Joseph’s heart, as a matter of fact, was so habitually absorbed in God, that his whole life was a continual prayer. His soul thus receiving a daily increase of virtues produced abundant fruits for eternal life. Joseph’s faith was deeply rooted in God and was in continual union with Him through prayer. He offered his Maker nothing special, neither bull, nor goat, nor lamb, just his whole being for the love of Him with his ordinary daily deeds, thereby sanctifying himself. God was so pleased with Joseph, that He elevated him to the dignity of the spouse of the Mother of God and the foster father of the Divine Master. No saint had such a privilege.

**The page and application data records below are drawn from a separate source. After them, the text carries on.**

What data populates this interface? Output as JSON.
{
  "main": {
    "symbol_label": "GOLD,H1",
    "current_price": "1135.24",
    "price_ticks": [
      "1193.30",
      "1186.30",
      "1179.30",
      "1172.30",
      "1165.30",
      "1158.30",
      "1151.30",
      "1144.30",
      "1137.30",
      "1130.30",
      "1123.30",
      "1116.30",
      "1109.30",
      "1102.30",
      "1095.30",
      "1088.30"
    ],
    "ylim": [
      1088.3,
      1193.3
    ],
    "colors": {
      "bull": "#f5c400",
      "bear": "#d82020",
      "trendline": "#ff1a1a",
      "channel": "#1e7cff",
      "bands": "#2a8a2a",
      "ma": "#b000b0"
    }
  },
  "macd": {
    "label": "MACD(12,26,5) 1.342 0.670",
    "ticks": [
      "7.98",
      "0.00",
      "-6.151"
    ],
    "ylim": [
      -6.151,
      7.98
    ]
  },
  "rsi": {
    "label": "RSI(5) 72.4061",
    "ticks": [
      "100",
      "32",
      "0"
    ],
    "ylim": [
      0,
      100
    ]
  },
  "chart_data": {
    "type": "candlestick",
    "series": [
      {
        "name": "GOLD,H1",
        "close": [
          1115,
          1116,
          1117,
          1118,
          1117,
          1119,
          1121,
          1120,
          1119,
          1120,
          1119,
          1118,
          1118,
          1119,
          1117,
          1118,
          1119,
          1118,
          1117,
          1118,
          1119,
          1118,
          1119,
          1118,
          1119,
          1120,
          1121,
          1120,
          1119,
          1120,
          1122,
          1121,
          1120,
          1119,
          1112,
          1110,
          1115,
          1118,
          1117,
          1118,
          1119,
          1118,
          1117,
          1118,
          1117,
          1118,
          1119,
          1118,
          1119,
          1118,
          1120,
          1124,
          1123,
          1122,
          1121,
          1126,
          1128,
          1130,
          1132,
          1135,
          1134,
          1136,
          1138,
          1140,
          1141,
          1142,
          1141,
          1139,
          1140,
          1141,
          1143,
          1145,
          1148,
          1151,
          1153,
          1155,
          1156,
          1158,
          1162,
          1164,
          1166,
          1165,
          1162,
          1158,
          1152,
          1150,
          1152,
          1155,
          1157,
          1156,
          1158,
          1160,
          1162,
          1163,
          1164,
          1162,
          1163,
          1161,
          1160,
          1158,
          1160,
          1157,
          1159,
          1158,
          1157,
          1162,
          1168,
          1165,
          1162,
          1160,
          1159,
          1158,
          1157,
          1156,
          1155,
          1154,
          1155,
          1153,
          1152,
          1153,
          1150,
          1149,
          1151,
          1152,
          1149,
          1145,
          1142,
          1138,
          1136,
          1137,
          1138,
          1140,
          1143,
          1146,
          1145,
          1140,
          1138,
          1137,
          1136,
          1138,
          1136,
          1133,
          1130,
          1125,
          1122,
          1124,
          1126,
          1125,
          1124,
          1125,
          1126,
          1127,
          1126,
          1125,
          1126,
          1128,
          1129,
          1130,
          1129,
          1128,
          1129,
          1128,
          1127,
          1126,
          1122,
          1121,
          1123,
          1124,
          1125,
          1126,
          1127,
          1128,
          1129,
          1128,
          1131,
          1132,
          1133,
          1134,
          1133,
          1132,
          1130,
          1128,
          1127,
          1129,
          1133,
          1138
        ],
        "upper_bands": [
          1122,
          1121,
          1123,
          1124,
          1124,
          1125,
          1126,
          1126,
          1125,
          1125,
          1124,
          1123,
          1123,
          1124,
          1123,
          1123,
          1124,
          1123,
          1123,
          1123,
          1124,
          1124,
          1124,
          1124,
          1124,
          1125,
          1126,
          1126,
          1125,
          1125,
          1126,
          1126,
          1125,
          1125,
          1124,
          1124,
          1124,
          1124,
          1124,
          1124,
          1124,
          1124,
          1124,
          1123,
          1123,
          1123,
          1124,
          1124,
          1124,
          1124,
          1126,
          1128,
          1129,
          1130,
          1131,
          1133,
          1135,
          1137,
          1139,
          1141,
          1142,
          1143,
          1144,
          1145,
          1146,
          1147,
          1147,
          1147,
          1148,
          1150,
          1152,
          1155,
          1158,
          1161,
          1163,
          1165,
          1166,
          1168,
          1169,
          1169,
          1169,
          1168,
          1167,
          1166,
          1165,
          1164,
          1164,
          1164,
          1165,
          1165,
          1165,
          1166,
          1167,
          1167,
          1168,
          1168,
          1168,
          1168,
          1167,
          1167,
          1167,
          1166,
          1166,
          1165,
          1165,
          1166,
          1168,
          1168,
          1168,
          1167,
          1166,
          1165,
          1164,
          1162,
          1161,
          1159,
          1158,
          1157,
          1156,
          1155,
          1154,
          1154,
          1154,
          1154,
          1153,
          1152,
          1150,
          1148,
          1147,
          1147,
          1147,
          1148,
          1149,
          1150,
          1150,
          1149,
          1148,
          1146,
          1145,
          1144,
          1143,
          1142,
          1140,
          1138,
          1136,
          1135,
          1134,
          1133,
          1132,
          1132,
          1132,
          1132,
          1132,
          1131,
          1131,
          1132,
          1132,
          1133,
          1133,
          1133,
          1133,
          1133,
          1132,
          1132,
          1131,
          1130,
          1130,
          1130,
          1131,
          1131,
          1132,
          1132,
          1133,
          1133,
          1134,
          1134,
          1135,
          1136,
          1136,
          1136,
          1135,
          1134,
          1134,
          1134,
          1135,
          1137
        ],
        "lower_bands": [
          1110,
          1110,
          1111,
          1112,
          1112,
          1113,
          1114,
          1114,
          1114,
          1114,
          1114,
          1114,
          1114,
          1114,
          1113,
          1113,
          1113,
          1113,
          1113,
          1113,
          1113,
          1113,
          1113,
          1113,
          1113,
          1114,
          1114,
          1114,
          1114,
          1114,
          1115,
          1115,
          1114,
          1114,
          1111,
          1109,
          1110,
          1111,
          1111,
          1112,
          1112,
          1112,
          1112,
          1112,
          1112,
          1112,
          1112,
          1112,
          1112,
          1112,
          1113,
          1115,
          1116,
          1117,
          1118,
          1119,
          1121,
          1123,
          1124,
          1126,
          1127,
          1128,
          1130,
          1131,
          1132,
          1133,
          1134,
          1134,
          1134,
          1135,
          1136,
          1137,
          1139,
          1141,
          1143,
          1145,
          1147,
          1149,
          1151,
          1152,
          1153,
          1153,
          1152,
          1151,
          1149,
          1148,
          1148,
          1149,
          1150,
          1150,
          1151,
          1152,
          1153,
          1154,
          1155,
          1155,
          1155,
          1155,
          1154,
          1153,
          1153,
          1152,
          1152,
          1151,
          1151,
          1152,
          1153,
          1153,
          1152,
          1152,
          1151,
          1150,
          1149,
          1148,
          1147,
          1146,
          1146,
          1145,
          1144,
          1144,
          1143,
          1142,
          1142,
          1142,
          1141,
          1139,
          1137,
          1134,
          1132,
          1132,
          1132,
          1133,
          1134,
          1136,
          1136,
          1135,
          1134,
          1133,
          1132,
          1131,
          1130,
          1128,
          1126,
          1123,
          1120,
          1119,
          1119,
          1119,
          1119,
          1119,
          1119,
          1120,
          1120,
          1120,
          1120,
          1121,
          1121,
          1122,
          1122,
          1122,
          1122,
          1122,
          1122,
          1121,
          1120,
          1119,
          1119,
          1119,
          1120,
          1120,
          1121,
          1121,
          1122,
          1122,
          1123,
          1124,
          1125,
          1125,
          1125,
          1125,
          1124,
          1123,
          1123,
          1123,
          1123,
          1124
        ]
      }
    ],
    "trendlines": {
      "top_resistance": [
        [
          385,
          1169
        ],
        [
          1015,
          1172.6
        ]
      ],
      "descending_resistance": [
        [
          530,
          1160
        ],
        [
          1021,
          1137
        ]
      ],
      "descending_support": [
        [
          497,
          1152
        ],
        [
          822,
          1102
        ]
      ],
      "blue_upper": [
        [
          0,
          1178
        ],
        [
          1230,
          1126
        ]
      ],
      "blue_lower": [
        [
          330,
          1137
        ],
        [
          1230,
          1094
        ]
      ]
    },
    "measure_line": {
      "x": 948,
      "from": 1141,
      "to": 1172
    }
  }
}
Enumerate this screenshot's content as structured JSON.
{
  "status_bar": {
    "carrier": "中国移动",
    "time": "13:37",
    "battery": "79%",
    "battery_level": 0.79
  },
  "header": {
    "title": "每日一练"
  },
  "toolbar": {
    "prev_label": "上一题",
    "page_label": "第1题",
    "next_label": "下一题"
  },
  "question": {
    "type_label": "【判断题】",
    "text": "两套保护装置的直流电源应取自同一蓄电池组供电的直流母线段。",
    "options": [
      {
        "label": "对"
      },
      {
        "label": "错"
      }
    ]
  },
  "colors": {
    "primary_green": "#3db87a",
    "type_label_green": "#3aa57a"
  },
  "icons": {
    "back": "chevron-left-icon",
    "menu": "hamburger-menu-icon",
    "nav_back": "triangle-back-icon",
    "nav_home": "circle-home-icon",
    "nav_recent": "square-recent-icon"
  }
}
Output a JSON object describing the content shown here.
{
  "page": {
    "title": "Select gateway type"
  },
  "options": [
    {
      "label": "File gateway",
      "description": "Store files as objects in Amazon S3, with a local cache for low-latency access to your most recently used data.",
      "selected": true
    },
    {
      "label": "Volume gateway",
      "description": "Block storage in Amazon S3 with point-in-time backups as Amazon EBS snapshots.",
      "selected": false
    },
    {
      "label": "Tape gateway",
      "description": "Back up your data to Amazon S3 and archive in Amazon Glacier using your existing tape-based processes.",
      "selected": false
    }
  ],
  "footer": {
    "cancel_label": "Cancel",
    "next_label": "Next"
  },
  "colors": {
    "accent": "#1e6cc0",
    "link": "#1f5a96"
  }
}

The cause of Joseph’s holiness was obviously his prayer life — a perfect example of a person who has understood its importance, its significance, and its advantages, has immersed himself in it. We may safely believe that it was with this holy exercise that he began and sanctified his days, his actions, his every move. Indeed, it is not for nothing that Joseph is honored as a father, model, and formator of the contemplative souls. St Bernadine of Siena says that he had received the gift of prayer to a very high degree. St Teresa relates that she always noticed that those who prayed to St Joseph with confidence made rapid progress in mental prayer. Is it for nothing then that the Church invokes him as a formator and master of contemplation?

It was the prayer that helped Joseph keep himself habitually in the presence of God, whereby he was frequently favored with heavenly communications. And in a special way, he was made known the mysteries of the incarnation, suffering, death, and resurrection of his foster son Jesus, and thus so to say, the redemption of humankind. Not only his mind and heart, but his whole person was entirely filled with the continual providence and presence of God in recollection, so much so that even his daily labor could cause him no distraction. He was thus able to follow the inspirations of grace and accomplish in all things the designs of God.

It was not only the habitual thought of God that regulated the life and actions of Joseph; rather, God Himself was present before him in the person of Jesus Christ. Most truly might he exclaim with St John: “We saw His glory, the glory as it were, of the only begotten of the Father, full of grace and truth” (Jn 1:14). After the Blessed Virgin, St Joseph was the first human being to see the newborn Messiah.he spent thirty years of his life with Jesus, Living with Him under the same roof, sharing his meals with Him, watching Him at play, prayer, and work.Even sleep did not interrupt the Holy Patriarch’s union with his ‘son’, Lord, and Master, Jesus Christ.

You can find such Article in the Book St Joseph, The Silent Missionary.  Available Now!

The Book touches on St Joseph's life actually makes up for what is lacking in sacred scripture concerning him.